I can’t hear you, Lord.
I pretended not to hear. Like that ever works.
“Go offer to help.”
No, God. This is my vacation. My introvert intermission. I’ve been working for you all summer and I’m off the clock. It’s your own fault for calling an introvert to work with people. I told you you were nuts.
“Go offer to help.”
God, I really don’t think she’s going to accept my help. I’m pretty sure she would think I was crazy or that she’d get in trouble if management ever found out. And there’s no way she’d let a total stranger near her kid.
“Go offer to help.”
I shall not be moved.
And I wasn’t.
I ignored the nudge. I plugged my ears to the whispered promptings. I refused to move.
The story in Matthew 15:29-39 is a familiar story to those familiar with the Bible. The passage is most well known for the miracle Jesus performs when he feeds the large crowd. When I read it recently, it wasn’t the miracle that resonated with me. It was a simple phrase from The Message paraphrase:
“…He called his disciples and said, ‘I hurt for these people.’” (vs. 32)
In other translations it says Jesus had “compassion” for them – the same compassion Jesus demonstrates in Matthew 9:36 when “his heart broke” as he looked out over the suffering crowds.
I love that our Savior hurts for us; that our Lord is moved to compassion by our sufferings. The Gospel writer Matthew did too, apparently, because he uses the corresponding Greek verb more often than any other Gospel writer. Jesus was the perfect expression of a God who is filled with compassion for His children. What a perfect Father for a ragtag group of broken people who are struggling on the Jesus way.
Sometimes we are in such a hurry for a miracle or fix that we miss the goodness that comes from the struggle. We miss the goodness that comes from embracing that which throws us into the embrace of a God who hurts for us. We miss the goodness that comes from trusting that our God gets it and sits with us in those moments when we feel the most alone.
To me, the overwhelming goodness of Easter is not that God saves us. It is that our compassionate God loves us enough to redeem us.
*Reprinted from my devotion for our church’s 2014 Lenten devotional guide.
The Lenten Season is my favorite liturgical season. Some people think it is strange to like Lent. It seems too somber and penitential to be liked – like a facebook status that shares sad or painful news yet news that has the potential to lead to something good. Is it appropriate to “like” such a status?
Is it appropriate to like Lent? A season where we are reminded of our mortality with a holy smudge. A season of self-reflection on the pervasiveness of our sin and our humanity. Perhaps it is if we see the potential for good. As Sara Parsons says, “perhaps Lent is a season of joy when we look at ourselves, not so we may criticize ourselves more harshly but so we can identify the obstructions that keep us from God.” What prevents us from being fully devoted followers of Jesus?
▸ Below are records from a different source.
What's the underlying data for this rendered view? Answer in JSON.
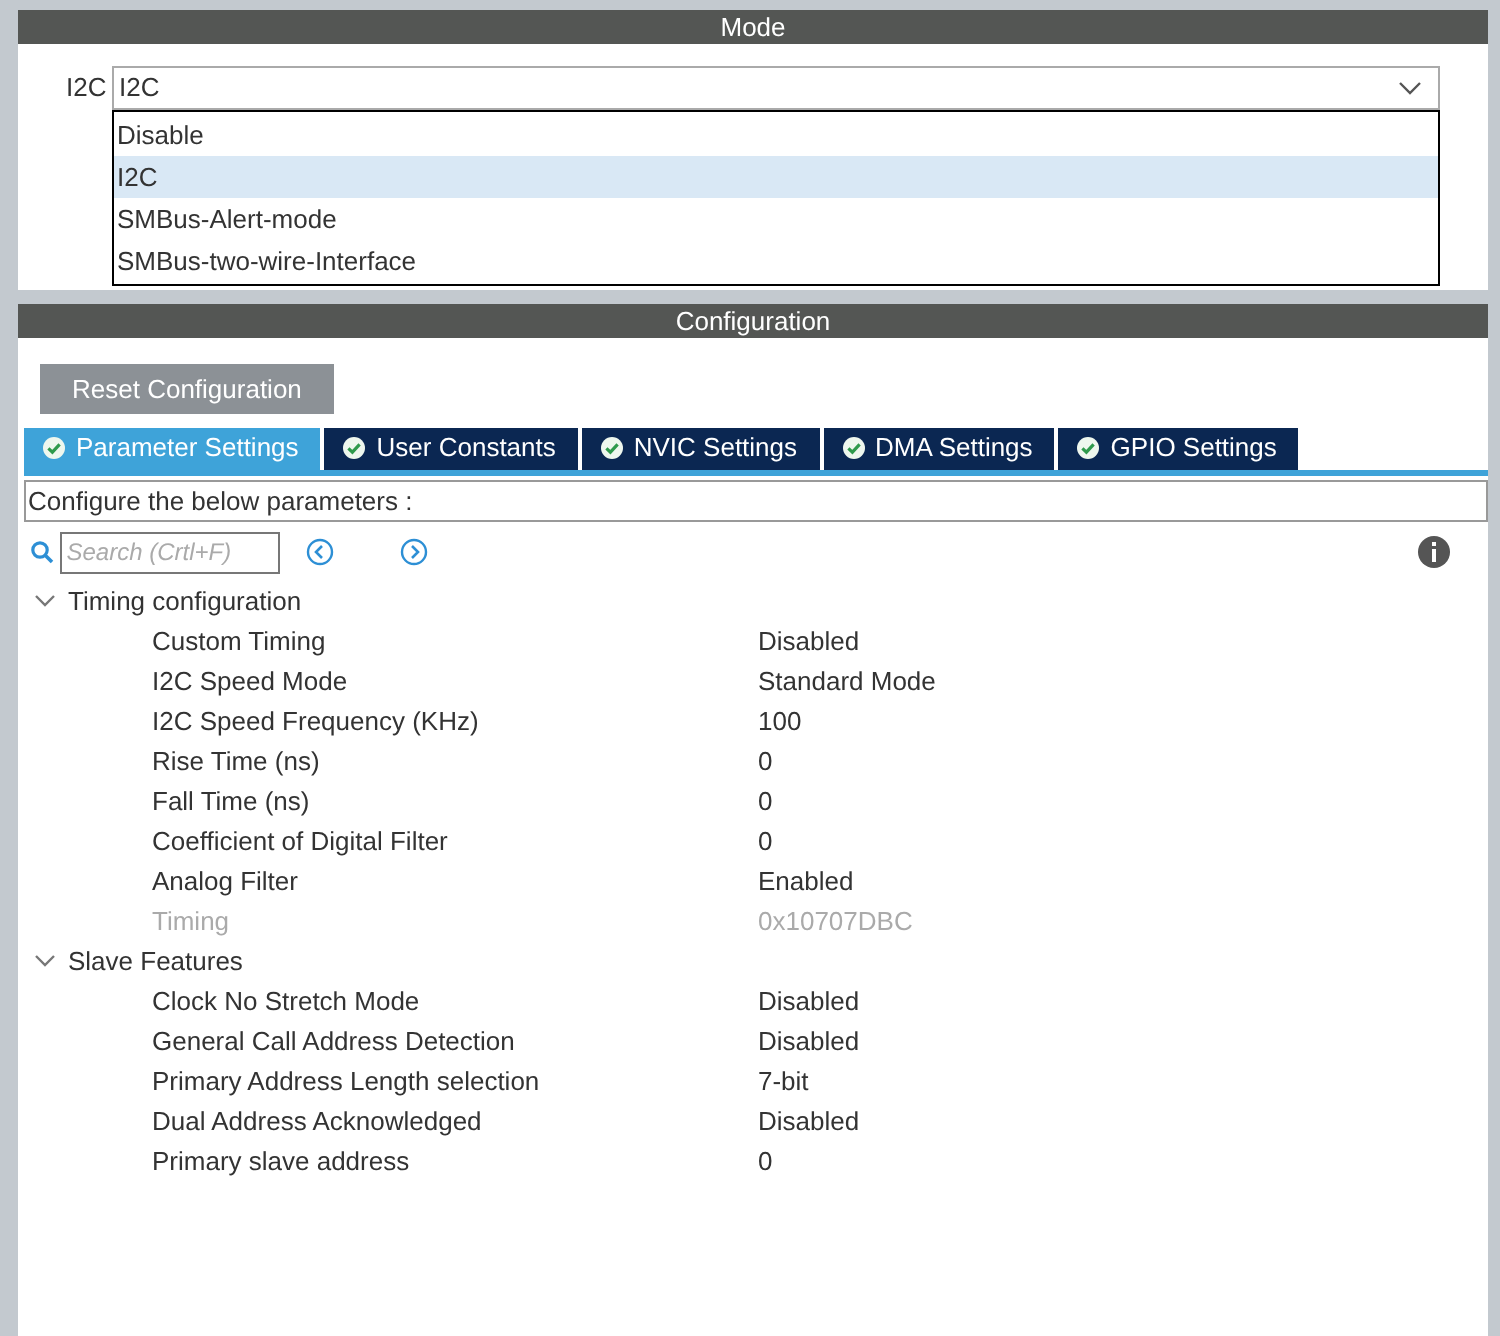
{
  "mode_panel": {
    "title": "Mode",
    "field_label": "I2C",
    "select": {
      "value": "I2C",
      "expanded": true
    },
    "options": [
      {
        "label": "Disable",
        "selected": false
      },
      {
        "label": "I2C",
        "selected": true
      },
      {
        "label": "SMBus-Alert-mode",
        "selected": false
      },
      {
        "label": "SMBus-two-wire-Interface",
        "selected": false
      }
    ]
  },
  "configuration_panel": {
    "title": "Configuration",
    "reset_button": "Reset Configuration",
    "tabs": [
      {
        "label": "Parameter Settings",
        "selected": true
      },
      {
        "label": "User Constants",
        "selected": false
      },
      {
        "label": "NVIC Settings",
        "selected": false
      },
      {
        "label": "DMA Settings",
        "selected": false
      },
      {
        "label": "GPIO Settings",
        "selected": false
      }
    ],
    "description": "Configure the below parameters :",
    "search": {
      "placeholder": "Search (Crtl+F)"
    },
    "tree": [
      {
        "label": "Timing configuration",
        "expanded": true,
        "children": [
          {
            "label": "Custom Timing",
            "value": "Disabled",
            "disabled": false
          },
          {
            "label": "I2C Speed Mode",
            "value": "Standard Mode",
            "disabled": false
          },
          {
            "label": "I2C Speed Frequency (KHz)",
            "value": "100",
            "disabled": false
          },
          {
            "label": "Rise Time (ns)",
            "value": "0",
            "disabled": false
          },
          {
            "label": "Fall Time (ns)",
            "value": "0",
            "disabled": false
          },
          {
            "label": "Coefficient of Digital Filter",
            "value": "0",
            "disabled": false
          },
          {
            "label": "Analog Filter",
            "value": "Enabled",
            "disabled": false
          },
          {
            "label": "Timing",
            "value": "0x10707DBC",
            "disabled": true
          }
        ]
      },
      {
        "label": "Slave Features",
        "expanded": true,
        "children": [
          {
            "label": "Clock No Stretch Mode",
            "value": "Disabled",
            "disabled": false
          },
          {
            "label": "General Call Address Detection",
            "value": "Disabled",
            "disabled": false
          },
          {
            "label": "Primary Address Length selection",
            "value": "7-bit",
            "disabled": false
          },
          {
            "label": "Dual Address Acknowledged",
            "value": "Disabled",
            "disabled": false
          },
          {
            "label": "Primary slave address",
            "value": "0",
            "disabled": false
          }
        ]
      }
    ]
  }
}
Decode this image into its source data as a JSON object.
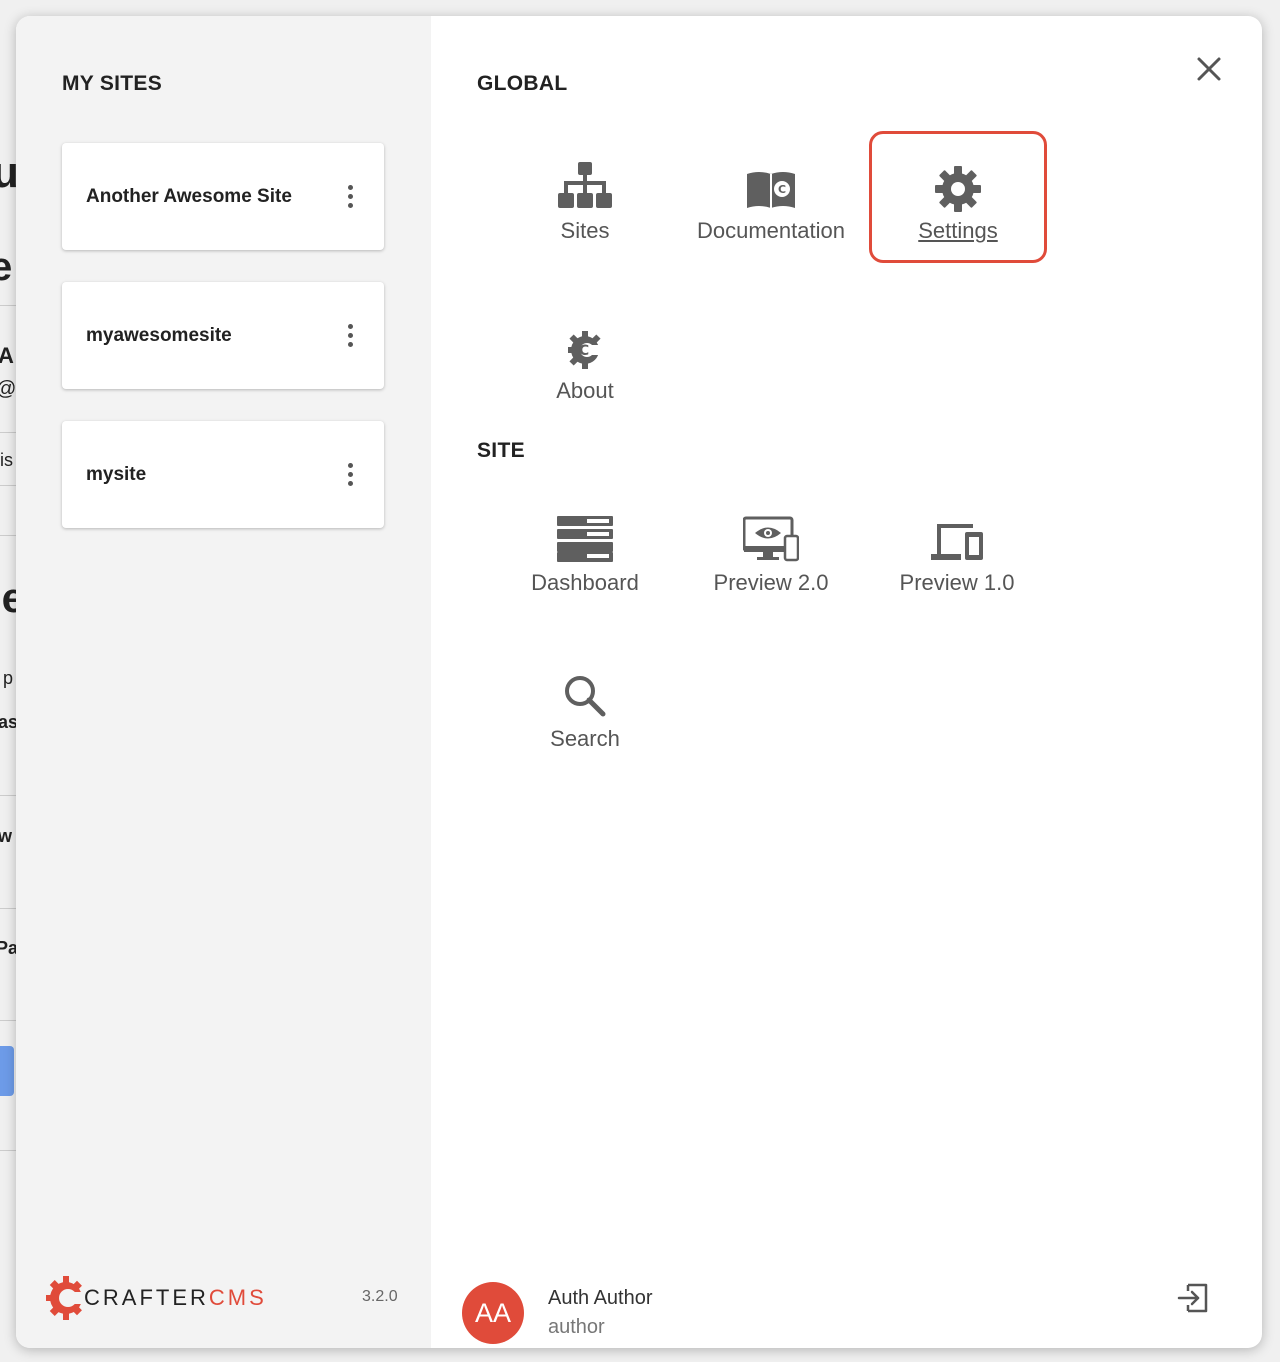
{
  "background": {
    "fragments": [
      "u",
      "e",
      "A",
      "@",
      "lis",
      "ge",
      "r p",
      "as",
      "w",
      "Pa"
    ]
  },
  "sidebar": {
    "title": "MY SITES",
    "sites": [
      {
        "name": "Another Awesome Site"
      },
      {
        "name": "myawesomesite"
      },
      {
        "name": "mysite"
      }
    ],
    "logo": {
      "brand_main": "CRAFTER",
      "brand_accent": "CMS"
    },
    "version": "3.2.0"
  },
  "global": {
    "title": "GLOBAL",
    "items": [
      {
        "label": "Sites",
        "icon": "sites-icon"
      },
      {
        "label": "Documentation",
        "icon": "documentation-icon"
      },
      {
        "label": "Settings",
        "icon": "gear-icon",
        "selected": true
      },
      {
        "label": "About",
        "icon": "crafter-logo-icon"
      }
    ]
  },
  "site": {
    "title": "SITE",
    "items": [
      {
        "label": "Dashboard",
        "icon": "dashboard-icon"
      },
      {
        "label": "Preview 2.0",
        "icon": "preview-icon"
      },
      {
        "label": "Preview 1.0",
        "icon": "devices-icon"
      },
      {
        "label": "Search",
        "icon": "search-icon"
      }
    ]
  },
  "user": {
    "initials": "AA",
    "name": "Auth Author",
    "role": "author"
  },
  "colors": {
    "accent": "#e04b3a",
    "icon": "#5f5f5f",
    "sidebar_bg": "#f3f3f3"
  }
}
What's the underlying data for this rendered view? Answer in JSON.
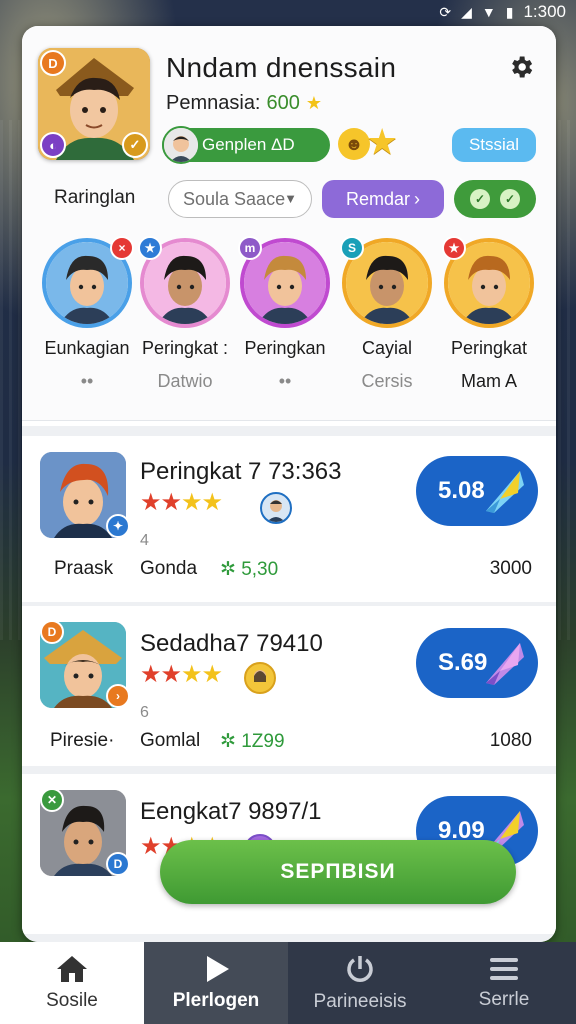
{
  "statusbar": {
    "time": "1:300"
  },
  "profile": {
    "title": "Nndam dnenssain",
    "points_label": "Pemnasia:",
    "points_value": "600",
    "badge_top": "D",
    "tag_label": "Genplen ΔD",
    "side_button": "Stssial"
  },
  "filters": {
    "label": "Raringlan",
    "select_value": "Soula Saace",
    "purple_button": "Remdar",
    "colors": {
      "green": "#3f9b3b",
      "purple": "#8d6ad8",
      "blue": "#5bbaf0"
    }
  },
  "players": [
    {
      "name": "Eunkagian",
      "sub": "••",
      "ring": "#4aa0e8",
      "mark_color": "#e53935",
      "mark": "×",
      "mark_side": "tr"
    },
    {
      "name": "Peringkat :",
      "sub": "Datwio",
      "ring": "#e58ad0",
      "mark_color": "#2e7bd6",
      "mark": "★",
      "mark_side": "tl"
    },
    {
      "name": "Peringkan",
      "sub": "••",
      "ring": "#c04ad0",
      "mark_color": "#8e5ac8",
      "mark": "m",
      "mark_side": "tl"
    },
    {
      "name": "Cayial",
      "sub": "Cersis",
      "ring": "#f0a826",
      "mark_color": "#1aa0b8",
      "mark": "S",
      "mark_side": "tl"
    },
    {
      "name": "Peringkat",
      "sub": "Mam A",
      "ring": "#f0a826",
      "mark_color": "#e53935",
      "mark": "★",
      "mark_side": "tl"
    }
  ],
  "rows": [
    {
      "title": "Peringkat 7 73:363",
      "rating": 3,
      "small": "4",
      "left": "Praask",
      "mid": "Gonda",
      "delta": "5,30",
      "right": "3000",
      "score": "5.08"
    },
    {
      "title": "Sedadha7 79410",
      "rating": 3,
      "small": "6",
      "left": "Piresie·",
      "mid": "Gomlal",
      "delta": "1Z99",
      "right": "1080",
      "score": "S.69"
    },
    {
      "title": "Eengkat7 9897/1",
      "rating": 3,
      "small": "",
      "left": "",
      "mid": "",
      "delta": "",
      "right": "",
      "score": "9.09"
    }
  ],
  "cta": {
    "label": "SEPПBISИ"
  },
  "nav": [
    {
      "label": "Sosile",
      "icon": "home-icon"
    },
    {
      "label": "Plerlogen",
      "icon": "play-icon"
    },
    {
      "label": "Parineeisis",
      "icon": "power-icon"
    },
    {
      "label": "Serrle",
      "icon": "menu-icon"
    }
  ]
}
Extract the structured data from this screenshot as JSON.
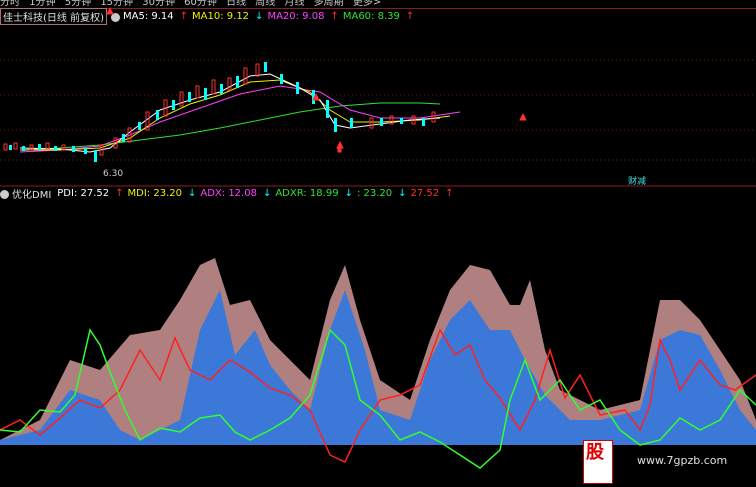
{
  "period_tabs": [
    "分时",
    "1分钟",
    "5分钟",
    "15分钟",
    "30分钟",
    "60分钟",
    "日线",
    "周线",
    "月线",
    "多周期",
    "更多>"
  ],
  "price_panel": {
    "stock_label": "佳士科技(日线 前复权)",
    "ma5_label": "MA5: 9.14",
    "ma10_label": "MA10: 9.12",
    "ma20_label": "MA20: 9.08",
    "ma60_label": "MA60: 8.39",
    "low_label": "6.30",
    "event_label": "财减"
  },
  "dmi_panel": {
    "indicator_label": "优化DMI",
    "pdi_label": "PDI: 27.52",
    "mdi_label": "MDI: 23.20",
    "adx_label": "ADX: 12.08",
    "adxr_label": "ADXR: 18.99",
    "extra1_label": ": 23.20",
    "extra2_label": "27.52"
  },
  "watermark": {
    "char": "股",
    "url": "www.7gpzb.com"
  },
  "colors": {
    "up": "#ff3030",
    "down": "#00ffff",
    "ma5": "#ffffff",
    "ma10": "#f0f000",
    "ma20": "#ff40ff",
    "ma60": "#30e030",
    "pdi": "#ff2020",
    "mdi": "#30ff30",
    "adx_fill": "#3c78d8",
    "adxr_fill": "#b08080"
  }
}
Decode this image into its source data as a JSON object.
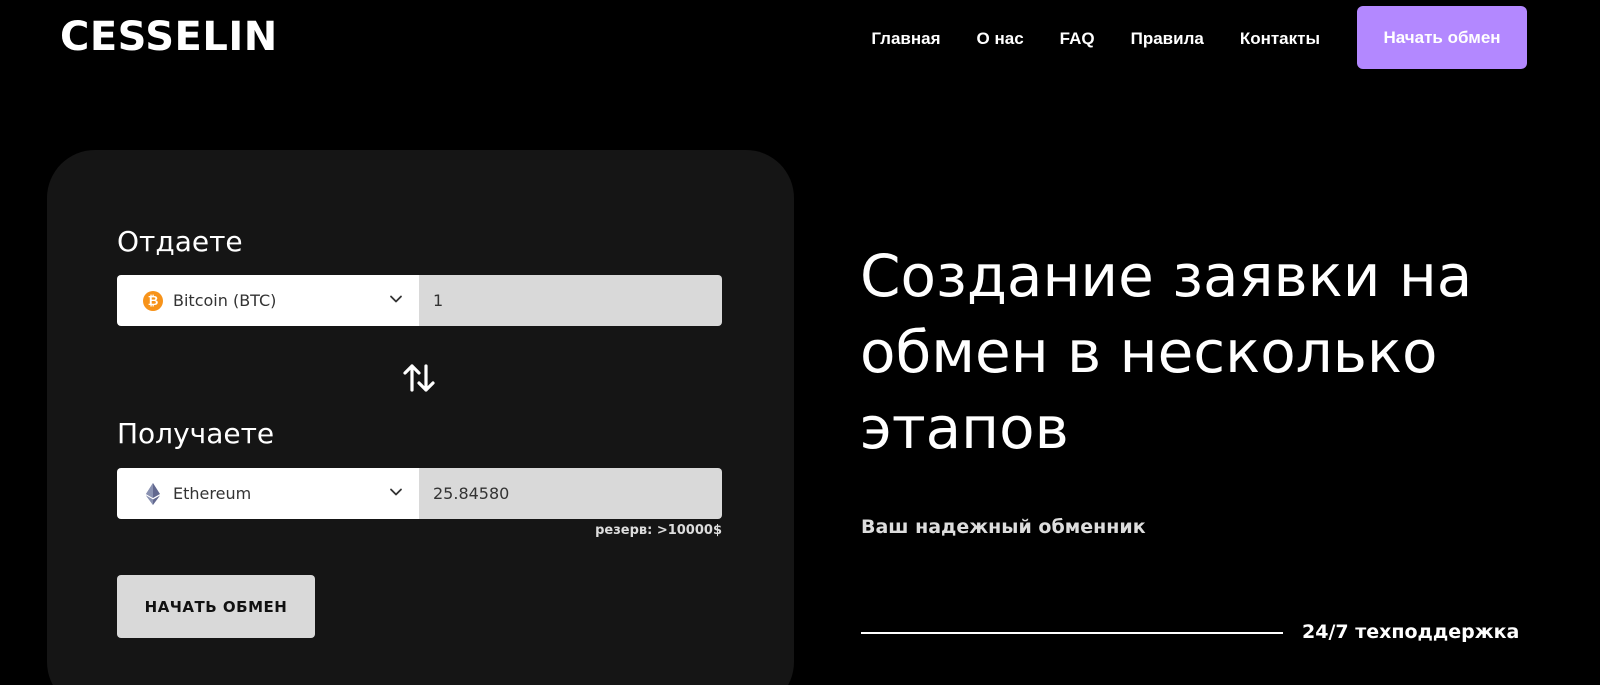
{
  "header": {
    "logo": "CESSELIN",
    "nav": [
      "Главная",
      "О нас",
      "FAQ",
      "Правила",
      "Контакты"
    ],
    "cta_label": "Начать обмен",
    "accent_color": "#b388ff"
  },
  "exchange": {
    "give_label": "Отдаете",
    "give_currency": "Bitcoin (BTC)",
    "give_currency_icon": "bitcoin-icon",
    "give_amount": "1",
    "get_label": "Получаете",
    "get_currency": "Ethereum",
    "get_currency_icon": "ethereum-icon",
    "get_amount": "25.84580",
    "reserve": "резерв: >10000$",
    "submit_label": "НАЧАТЬ ОБМЕН"
  },
  "hero": {
    "title": "Создание заявки на обмен в несколько этапов",
    "subtitle": "Ваш надежный обменник",
    "support": "24/7 техподдержка"
  }
}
How do we avoid God and why? What is standing in the way of us surrendering fully to the leadership of the Lord? Lent provides a regular rhythm for us to seek out these hindrances and, with God’s grace and strength, cut these hindrances out of our lives to fully fling ourselves into God’s grace and mercy.